Healthcare providers in North Carolina and Virginia began dealing with the aftermath of Hurricane Irene as the storm, now downgraded to tropical-storm status, continued north toward New England.
Carteret General Hospital, Morehead City, N.C., was still operating on generators after losing power earlier in the weekend, though its phone service had returned after getting knocked out on Saturday.
Also, a lockdown was lifted at all three hospitals of New Hanover Regional Medical Center, Wilmington, N.C., according to the hospitals' website. The lockdown had been initiated on Friday.
Sentara Healthcare, Norfok, Va., which had evacuated 93 residents from a nursing home in Barco, N.C., per a county evacuation order, closed three urgent-care facilities because of a lack of power, according to its Facebook page. All other facilities were operating, Sentara said.
As a hurricane, Irene already had unloaded more than a foot of water in North Carolina, spun off tornadoes in Virginia, Maryland and Delaware, and left 4 million homes and businesses without power. At least 11 people were killed.

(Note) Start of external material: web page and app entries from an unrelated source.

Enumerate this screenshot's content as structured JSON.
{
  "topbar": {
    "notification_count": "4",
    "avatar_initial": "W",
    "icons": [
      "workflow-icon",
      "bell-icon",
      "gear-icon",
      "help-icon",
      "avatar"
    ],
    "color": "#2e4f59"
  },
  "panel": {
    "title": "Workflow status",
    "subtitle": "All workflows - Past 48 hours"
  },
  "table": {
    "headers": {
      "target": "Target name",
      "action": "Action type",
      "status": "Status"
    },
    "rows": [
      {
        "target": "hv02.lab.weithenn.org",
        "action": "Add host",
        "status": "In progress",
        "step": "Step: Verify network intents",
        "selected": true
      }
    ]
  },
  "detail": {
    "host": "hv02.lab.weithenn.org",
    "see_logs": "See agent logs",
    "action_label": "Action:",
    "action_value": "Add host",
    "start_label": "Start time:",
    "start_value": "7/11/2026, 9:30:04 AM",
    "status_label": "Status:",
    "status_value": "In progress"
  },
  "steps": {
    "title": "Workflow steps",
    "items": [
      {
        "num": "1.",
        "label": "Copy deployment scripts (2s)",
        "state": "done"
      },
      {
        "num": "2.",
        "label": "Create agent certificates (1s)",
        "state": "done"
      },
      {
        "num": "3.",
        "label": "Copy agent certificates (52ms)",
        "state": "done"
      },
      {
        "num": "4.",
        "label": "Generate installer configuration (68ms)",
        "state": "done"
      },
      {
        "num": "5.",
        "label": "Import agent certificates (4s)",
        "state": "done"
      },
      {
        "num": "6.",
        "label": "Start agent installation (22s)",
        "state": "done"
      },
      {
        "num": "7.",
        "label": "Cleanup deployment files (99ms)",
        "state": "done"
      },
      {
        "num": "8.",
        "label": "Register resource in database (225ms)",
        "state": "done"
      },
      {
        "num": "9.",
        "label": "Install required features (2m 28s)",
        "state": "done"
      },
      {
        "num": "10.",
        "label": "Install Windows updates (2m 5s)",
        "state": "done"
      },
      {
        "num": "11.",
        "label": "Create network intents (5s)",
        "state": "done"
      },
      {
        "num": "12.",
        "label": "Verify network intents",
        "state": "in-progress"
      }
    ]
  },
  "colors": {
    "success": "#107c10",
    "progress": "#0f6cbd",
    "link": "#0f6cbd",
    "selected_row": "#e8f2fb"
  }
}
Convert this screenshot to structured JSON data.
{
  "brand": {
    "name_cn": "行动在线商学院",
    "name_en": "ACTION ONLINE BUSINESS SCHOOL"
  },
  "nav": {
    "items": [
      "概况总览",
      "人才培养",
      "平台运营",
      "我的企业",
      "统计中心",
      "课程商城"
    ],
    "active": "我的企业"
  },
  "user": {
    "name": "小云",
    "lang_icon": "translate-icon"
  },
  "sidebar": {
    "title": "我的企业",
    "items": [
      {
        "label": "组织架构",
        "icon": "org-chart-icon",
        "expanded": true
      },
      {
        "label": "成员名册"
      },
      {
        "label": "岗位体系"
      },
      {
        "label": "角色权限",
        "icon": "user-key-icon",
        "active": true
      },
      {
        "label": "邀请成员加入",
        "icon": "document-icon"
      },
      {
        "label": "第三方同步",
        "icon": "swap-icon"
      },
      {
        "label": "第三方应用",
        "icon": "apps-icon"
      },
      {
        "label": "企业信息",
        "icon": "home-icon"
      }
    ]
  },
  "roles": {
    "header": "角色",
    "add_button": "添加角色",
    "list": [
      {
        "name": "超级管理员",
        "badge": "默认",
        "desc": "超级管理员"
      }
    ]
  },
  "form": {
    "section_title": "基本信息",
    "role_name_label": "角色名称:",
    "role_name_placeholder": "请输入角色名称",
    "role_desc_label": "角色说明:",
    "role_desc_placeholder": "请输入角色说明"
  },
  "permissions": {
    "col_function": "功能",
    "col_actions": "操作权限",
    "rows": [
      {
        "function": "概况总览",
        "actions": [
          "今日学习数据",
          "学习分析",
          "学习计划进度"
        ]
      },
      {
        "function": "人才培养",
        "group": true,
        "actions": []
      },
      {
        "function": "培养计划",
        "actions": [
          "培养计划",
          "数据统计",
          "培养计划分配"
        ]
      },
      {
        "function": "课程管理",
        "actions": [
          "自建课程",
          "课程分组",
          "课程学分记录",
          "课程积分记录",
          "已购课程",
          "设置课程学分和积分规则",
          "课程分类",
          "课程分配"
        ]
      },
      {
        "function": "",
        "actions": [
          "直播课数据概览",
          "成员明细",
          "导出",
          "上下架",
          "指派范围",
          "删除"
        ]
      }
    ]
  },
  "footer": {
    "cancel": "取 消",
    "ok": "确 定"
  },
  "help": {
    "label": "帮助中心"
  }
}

Meanwhile, Irene was predicted to reach northern New England by Sunday night. As a result of the storm, seawater surged into the streets of Manhattan. The flooding threatened Wall Street and the heart of the global financial network.
Salty water from New York Harbor submerged parts of a promenade at the base of the island. A foot of water rushed over the wall of a marina in front of the New York Mercantile Exchange.
As the center of the storm passed over Central Park at midmorning, floodwater reached the wheel wells of some stranded cars in Manhattan, and more streamed into the streets of Queens, lapping at the doors of boarded-up shops.
Irene weakened to winds of 65 mph, below the 74 mph dividing line between a hurricane and tropical storm. The system was still massive and powerful, though, forming a figure six that covered the Northeast. It was moving twice as fast as the day before, at 25 mph.